| What to do |
Each line in the data holding "description" should be listed.
** Data provided follows **
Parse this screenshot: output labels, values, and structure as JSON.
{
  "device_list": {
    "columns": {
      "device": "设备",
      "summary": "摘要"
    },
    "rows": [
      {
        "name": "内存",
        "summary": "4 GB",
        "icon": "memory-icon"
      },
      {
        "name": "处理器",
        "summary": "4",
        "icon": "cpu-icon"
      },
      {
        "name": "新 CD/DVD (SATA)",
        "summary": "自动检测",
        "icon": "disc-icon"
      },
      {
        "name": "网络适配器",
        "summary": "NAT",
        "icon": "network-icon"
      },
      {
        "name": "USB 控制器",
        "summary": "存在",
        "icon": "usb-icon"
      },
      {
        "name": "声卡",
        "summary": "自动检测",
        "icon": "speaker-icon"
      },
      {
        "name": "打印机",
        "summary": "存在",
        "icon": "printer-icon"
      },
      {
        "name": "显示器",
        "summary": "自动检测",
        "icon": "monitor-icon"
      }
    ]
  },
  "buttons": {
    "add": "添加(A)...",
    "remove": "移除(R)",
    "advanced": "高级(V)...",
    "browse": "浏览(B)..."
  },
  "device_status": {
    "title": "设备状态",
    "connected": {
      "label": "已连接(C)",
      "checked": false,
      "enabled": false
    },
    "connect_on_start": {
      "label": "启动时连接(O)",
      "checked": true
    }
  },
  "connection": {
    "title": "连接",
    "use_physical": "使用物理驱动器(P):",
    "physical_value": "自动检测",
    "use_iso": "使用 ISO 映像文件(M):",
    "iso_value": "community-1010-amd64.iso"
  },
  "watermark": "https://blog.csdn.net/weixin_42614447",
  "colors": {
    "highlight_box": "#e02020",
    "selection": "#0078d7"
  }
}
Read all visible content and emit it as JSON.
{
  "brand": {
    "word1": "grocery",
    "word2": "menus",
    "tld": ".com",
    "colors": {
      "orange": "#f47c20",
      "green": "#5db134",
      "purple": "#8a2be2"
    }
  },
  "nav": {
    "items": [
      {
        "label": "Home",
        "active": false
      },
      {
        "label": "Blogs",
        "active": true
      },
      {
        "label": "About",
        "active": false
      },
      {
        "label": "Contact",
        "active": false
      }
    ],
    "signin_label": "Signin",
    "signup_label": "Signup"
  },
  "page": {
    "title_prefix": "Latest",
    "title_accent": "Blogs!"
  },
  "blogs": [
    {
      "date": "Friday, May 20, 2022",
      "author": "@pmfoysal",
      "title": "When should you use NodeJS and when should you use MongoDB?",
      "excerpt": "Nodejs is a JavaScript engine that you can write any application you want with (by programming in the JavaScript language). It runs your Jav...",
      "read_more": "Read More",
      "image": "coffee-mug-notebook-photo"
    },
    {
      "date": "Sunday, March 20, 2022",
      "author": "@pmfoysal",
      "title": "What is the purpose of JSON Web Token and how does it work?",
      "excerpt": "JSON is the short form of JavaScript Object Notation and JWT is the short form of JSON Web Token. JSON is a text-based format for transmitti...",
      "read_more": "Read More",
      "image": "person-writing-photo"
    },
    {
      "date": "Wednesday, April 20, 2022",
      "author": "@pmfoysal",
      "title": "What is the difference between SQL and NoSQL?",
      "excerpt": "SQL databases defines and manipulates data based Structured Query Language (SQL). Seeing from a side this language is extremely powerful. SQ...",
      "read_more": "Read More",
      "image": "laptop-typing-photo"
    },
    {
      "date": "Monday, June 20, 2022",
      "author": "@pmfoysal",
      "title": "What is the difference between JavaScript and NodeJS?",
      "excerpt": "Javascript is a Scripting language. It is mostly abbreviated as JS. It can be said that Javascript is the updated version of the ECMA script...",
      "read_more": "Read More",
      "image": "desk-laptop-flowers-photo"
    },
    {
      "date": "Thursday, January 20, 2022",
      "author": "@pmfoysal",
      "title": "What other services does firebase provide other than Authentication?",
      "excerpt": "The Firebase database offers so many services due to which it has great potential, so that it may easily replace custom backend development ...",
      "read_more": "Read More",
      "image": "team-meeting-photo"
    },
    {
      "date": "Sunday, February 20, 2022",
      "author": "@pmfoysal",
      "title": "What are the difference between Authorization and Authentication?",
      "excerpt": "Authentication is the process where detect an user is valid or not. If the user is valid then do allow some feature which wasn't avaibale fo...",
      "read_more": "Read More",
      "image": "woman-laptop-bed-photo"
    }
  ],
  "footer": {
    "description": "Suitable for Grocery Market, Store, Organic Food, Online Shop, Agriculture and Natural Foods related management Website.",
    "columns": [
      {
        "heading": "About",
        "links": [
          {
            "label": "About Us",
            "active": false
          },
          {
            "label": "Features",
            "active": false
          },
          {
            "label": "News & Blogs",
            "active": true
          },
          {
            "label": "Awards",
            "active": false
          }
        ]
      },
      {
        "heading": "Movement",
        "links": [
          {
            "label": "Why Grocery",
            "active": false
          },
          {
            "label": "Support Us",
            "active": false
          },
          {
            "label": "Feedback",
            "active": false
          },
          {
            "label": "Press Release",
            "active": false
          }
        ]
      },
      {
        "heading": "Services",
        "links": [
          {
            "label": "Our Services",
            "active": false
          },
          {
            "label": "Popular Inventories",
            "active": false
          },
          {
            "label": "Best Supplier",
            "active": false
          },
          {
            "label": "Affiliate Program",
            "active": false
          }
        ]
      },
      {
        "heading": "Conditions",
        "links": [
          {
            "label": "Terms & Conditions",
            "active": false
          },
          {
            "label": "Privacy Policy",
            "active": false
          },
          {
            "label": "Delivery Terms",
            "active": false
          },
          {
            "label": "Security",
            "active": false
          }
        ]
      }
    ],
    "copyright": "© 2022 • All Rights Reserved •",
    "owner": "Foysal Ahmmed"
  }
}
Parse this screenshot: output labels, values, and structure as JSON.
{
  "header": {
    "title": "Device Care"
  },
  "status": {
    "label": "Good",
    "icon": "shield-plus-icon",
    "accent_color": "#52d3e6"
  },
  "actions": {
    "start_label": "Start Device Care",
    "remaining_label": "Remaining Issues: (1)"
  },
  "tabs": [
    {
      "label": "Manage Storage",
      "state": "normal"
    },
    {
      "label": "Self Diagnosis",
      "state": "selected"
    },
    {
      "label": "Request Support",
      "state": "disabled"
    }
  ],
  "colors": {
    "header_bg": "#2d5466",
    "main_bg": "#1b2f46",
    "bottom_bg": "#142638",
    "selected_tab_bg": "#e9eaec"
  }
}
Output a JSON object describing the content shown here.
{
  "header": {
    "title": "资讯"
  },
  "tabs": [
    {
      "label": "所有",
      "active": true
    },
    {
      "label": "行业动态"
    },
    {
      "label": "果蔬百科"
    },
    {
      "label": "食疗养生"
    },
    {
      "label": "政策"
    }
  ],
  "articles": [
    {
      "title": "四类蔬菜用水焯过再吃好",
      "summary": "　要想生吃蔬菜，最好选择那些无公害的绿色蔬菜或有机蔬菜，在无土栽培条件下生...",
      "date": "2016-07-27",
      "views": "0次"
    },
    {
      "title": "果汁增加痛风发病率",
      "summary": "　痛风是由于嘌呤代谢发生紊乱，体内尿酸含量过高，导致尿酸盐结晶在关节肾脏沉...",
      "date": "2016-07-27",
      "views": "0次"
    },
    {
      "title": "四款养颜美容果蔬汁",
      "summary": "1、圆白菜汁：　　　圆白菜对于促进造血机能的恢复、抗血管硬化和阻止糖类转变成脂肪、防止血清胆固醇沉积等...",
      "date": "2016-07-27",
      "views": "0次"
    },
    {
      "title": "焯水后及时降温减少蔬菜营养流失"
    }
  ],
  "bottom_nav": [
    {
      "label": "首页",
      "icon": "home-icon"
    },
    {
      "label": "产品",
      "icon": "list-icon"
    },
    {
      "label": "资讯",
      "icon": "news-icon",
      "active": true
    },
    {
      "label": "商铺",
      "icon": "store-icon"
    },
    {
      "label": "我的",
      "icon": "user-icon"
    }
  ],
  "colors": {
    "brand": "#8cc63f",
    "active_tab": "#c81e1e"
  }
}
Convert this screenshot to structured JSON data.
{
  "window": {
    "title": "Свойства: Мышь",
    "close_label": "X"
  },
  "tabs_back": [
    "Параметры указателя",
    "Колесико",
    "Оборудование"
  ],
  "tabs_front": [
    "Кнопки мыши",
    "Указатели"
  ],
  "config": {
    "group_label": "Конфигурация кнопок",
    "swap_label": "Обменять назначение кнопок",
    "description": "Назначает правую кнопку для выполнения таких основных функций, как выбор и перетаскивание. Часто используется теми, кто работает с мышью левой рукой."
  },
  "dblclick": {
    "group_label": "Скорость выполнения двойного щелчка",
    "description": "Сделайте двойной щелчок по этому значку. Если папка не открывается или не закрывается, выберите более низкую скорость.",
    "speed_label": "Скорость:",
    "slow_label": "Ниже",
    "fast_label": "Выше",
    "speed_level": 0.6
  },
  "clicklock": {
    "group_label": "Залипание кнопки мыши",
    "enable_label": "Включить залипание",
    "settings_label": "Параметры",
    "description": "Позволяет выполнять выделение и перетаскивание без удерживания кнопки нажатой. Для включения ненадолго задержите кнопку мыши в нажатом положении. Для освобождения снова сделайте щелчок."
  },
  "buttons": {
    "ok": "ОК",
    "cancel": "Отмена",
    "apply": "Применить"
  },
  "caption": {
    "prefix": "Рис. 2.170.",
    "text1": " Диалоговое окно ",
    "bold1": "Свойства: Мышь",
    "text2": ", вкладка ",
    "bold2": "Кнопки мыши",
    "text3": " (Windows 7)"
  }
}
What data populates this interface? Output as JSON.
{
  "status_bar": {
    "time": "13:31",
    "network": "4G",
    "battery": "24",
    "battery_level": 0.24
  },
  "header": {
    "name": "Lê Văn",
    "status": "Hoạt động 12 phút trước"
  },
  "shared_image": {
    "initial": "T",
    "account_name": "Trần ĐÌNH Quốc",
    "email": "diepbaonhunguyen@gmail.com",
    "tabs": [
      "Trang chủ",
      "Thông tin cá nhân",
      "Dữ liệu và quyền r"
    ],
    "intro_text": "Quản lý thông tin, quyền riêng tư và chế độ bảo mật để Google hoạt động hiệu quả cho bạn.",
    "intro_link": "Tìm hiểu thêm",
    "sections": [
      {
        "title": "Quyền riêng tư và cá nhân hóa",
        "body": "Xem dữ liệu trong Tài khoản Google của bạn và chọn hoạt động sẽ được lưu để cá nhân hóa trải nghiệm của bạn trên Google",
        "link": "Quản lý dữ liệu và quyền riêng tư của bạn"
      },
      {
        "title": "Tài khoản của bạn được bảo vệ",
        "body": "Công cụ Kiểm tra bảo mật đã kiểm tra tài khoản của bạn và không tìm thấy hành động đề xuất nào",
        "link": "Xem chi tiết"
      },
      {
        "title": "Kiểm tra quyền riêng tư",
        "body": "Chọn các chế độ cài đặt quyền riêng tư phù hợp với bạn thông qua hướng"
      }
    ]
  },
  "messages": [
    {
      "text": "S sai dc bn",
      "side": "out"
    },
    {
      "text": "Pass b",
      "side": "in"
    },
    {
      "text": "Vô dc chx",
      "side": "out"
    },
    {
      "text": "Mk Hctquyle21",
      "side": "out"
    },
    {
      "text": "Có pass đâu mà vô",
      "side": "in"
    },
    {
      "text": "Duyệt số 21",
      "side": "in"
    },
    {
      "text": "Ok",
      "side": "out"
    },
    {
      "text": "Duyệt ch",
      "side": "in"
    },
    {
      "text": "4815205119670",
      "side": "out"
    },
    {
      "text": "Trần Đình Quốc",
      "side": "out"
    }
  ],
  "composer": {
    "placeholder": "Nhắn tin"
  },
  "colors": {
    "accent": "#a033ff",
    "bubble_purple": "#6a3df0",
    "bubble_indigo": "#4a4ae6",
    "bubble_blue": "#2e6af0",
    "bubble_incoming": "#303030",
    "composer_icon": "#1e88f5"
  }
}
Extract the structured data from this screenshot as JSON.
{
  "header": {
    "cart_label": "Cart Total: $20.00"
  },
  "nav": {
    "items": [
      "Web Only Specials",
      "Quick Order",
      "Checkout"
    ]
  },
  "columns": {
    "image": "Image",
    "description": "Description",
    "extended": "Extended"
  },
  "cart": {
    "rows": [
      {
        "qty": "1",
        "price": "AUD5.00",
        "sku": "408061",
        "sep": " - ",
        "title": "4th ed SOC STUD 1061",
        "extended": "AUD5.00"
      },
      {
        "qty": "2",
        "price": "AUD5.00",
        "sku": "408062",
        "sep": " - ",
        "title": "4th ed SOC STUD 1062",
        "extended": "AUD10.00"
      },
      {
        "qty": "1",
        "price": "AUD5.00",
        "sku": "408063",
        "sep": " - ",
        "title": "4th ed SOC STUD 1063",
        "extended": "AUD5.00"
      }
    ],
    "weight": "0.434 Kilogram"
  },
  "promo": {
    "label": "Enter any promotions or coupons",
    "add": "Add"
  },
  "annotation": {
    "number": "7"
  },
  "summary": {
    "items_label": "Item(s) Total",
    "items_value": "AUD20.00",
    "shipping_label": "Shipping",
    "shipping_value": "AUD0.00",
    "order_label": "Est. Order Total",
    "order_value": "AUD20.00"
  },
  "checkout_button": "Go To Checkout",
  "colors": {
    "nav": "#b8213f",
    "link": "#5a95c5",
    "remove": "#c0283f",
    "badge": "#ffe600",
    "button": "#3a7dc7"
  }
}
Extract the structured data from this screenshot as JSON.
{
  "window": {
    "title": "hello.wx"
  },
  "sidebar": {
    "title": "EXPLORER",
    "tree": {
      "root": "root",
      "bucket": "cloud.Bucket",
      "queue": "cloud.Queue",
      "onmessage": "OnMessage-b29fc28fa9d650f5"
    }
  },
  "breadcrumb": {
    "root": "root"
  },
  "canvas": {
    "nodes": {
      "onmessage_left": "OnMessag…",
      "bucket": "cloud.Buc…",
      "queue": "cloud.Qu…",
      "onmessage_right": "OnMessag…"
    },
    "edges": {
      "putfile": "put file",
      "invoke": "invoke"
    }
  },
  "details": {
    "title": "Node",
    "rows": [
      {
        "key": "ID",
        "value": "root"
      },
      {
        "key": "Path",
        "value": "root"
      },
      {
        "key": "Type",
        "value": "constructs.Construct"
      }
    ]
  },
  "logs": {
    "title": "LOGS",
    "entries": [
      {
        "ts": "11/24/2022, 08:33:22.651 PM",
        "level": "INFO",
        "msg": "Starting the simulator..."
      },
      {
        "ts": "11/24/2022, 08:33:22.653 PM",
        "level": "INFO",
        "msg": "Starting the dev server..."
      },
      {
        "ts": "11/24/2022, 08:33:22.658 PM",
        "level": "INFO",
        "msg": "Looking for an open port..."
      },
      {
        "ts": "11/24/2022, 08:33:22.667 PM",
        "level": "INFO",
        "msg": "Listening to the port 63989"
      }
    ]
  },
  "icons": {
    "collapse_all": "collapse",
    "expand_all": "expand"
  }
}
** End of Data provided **
| Completed exercise |
    "description": "Suitable for Grocery Market, Store, Organic Food, Online Shop, Agriculture and Natural Foods related management Website.",
    "description": "Назначает правую кнопку для выполнения таких основных функций, как выбор и перетаскивание. Часто используется теми, кто работает с мышью левой рукой."
    "description": "Сделайте двойной щелчок по этому значку. Если папка не открывается или не закрывается, выберите более низкую скорость.",
    "description": "Позволяет выполнять выделение и перетаскивание без удерживания кнопки нажатой. Для включения ненадолго задержите кнопку мыши в нажатом положении. Для освобождения снова сделайте щелчок."
    "description": "Description",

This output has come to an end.